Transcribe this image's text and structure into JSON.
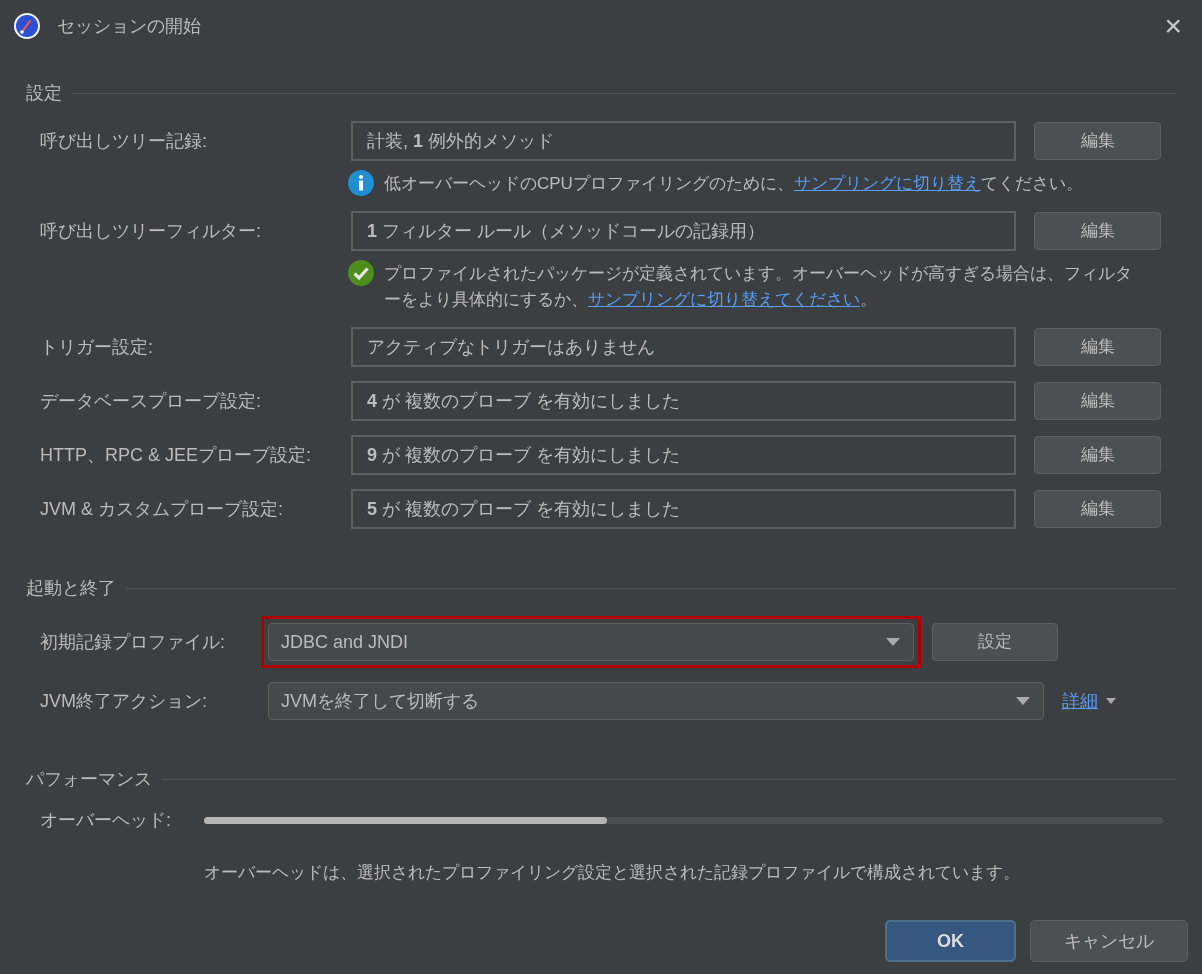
{
  "window": {
    "title": "セッションの開始",
    "close": "×"
  },
  "sections": [
    {
      "title": "設定",
      "rows": [
        {
          "kind": "field",
          "label": "呼び出しツリー記録:",
          "value": "計装, **1** 例外的メソッド",
          "button": "編集",
          "hint": {
            "kind": "info",
            "parts": [
              {
                "text": "低オーバーヘッドのCPUプロファイリングのために、",
                "link": false
              },
              {
                "text": "サンプリングに切り替え",
                "link": true
              },
              {
                "text": "てください。",
                "link": false
              }
            ]
          }
        },
        {
          "kind": "field",
          "label": "呼び出しツリーフィルター:",
          "value": "**1** フィルター ルール（メソッドコールの記録用）",
          "button": "編集",
          "hint": {
            "kind": "ok",
            "parts": [
              {
                "text": "プロファイルされたパッケージが定義されています。オーバーヘッドが高すぎる場合は、フィルターをより具体的にするか、",
                "link": false
              },
              {
                "text": "サンプリングに切り替えてください",
                "link": true
              },
              {
                "text": "。",
                "link": false
              }
            ]
          }
        },
        {
          "kind": "field",
          "label": "トリガー設定:",
          "value": "アクティブなトリガーはありません",
          "button": "編集"
        },
        {
          "kind": "field",
          "label": "データベースプローブ設定:",
          "value": "**4** が 複数のプローブ を有効にしました",
          "button": "編集"
        },
        {
          "kind": "field",
          "label": "HTTP、RPC & JEEプローブ設定:",
          "value": "**9** が 複数のプローブ を有効にしました",
          "button": "編集"
        },
        {
          "kind": "field",
          "label": "JVM & カスタムプローブ設定:",
          "value": "**5** が 複数のプローブ を有効にしました",
          "button": "編集"
        }
      ]
    },
    {
      "title": "起動と終了",
      "rows": [
        {
          "kind": "combo",
          "label": "初期記録プロファイル:",
          "value": "JDBC and JNDI",
          "highlighted": true,
          "button": "設定"
        },
        {
          "kind": "combo",
          "label": "JVM終了アクション:",
          "value": "JVMを終了して切断する",
          "highlighted": false,
          "link": "詳細"
        }
      ]
    },
    {
      "title": "パフォーマンス",
      "rows": [
        {
          "kind": "meter",
          "label": "オーバーヘッド:",
          "level": 0.42,
          "note": "オーバーヘッドは、選択されたプロファイリング設定と選択された記録プロファイルで構成されています。"
        }
      ]
    }
  ],
  "buttons": [
    {
      "label": "OK",
      "default": true
    },
    {
      "label": "キャンセル",
      "default": false
    }
  ]
}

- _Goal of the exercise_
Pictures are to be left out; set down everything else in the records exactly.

- _Written reply_
Transcribe this image's text and structure into JSON.
{
  "window": {
    "title": "セッションの開始",
    "close": "×"
  },
  "sections": [
    {
      "title": "設定",
      "rows": [
        {
          "kind": "field",
          "label": "呼び出しツリー記録:",
          "value": "計装, **1** 例外的メソッド",
          "button": "編集",
          "hint": {
            "kind": "info",
            "parts": [
              {
                "text": "低オーバーヘッドのCPUプロファイリングのために、",
                "link": false
              },
              {
                "text": "サンプリングに切り替え",
                "link": true
              },
              {
                "text": "てください。",
                "link": false
              }
            ]
          }
        },
        {
          "kind": "field",
          "label": "呼び出しツリーフィルター:",
          "value": "**1** フィルター ルール（メソッドコールの記録用）",
          "button": "編集",
          "hint": {
            "kind": "ok",
            "parts": [
              {
                "text": "プロファイルされたパッケージが定義されています。オーバーヘッドが高すぎる場合は、フィルターをより具体的にするか、",
                "link": false
              },
              {
                "text": "サンプリングに切り替えてください",
                "link": true
              },
              {
                "text": "。",
                "link": false
              }
            ]
          }
        },
        {
          "kind": "field",
          "label": "トリガー設定:",
          "value": "アクティブなトリガーはありません",
          "button": "編集"
        },
        {
          "kind": "field",
          "label": "データベースプローブ設定:",
          "value": "**4** が 複数のプローブ を有効にしました",
          "button": "編集"
        },
        {
          "kind": "field",
          "label": "HTTP、RPC & JEEプローブ設定:",
          "value": "**9** が 複数のプローブ を有効にしました",
          "button": "編集"
        },
        {
          "kind": "field",
          "label": "JVM & カスタムプローブ設定:",
          "value": "**5** が 複数のプローブ を有効にしました",
          "button": "編集"
        }
      ]
    },
    {
      "title": "起動と終了",
      "rows": [
        {
          "kind": "combo",
          "label": "初期記録プロファイル:",
          "value": "JDBC and JNDI",
          "highlighted": true,
          "button": "設定"
        },
        {
          "kind": "combo",
          "label": "JVM終了アクション:",
          "value": "JVMを終了して切断する",
          "highlighted": false,
          "link": "詳細"
        }
      ]
    },
    {
      "title": "パフォーマンス",
      "rows": [
        {
          "kind": "meter",
          "label": "オーバーヘッド:",
          "level": 0.42,
          "note": "オーバーヘッドは、選択されたプロファイリング設定と選択された記録プロファイルで構成されています。"
        }
      ]
    }
  ],
  "buttons": [
    {
      "label": "OK",
      "default": true
    },
    {
      "label": "キャンセル",
      "default": false
    }
  ]
}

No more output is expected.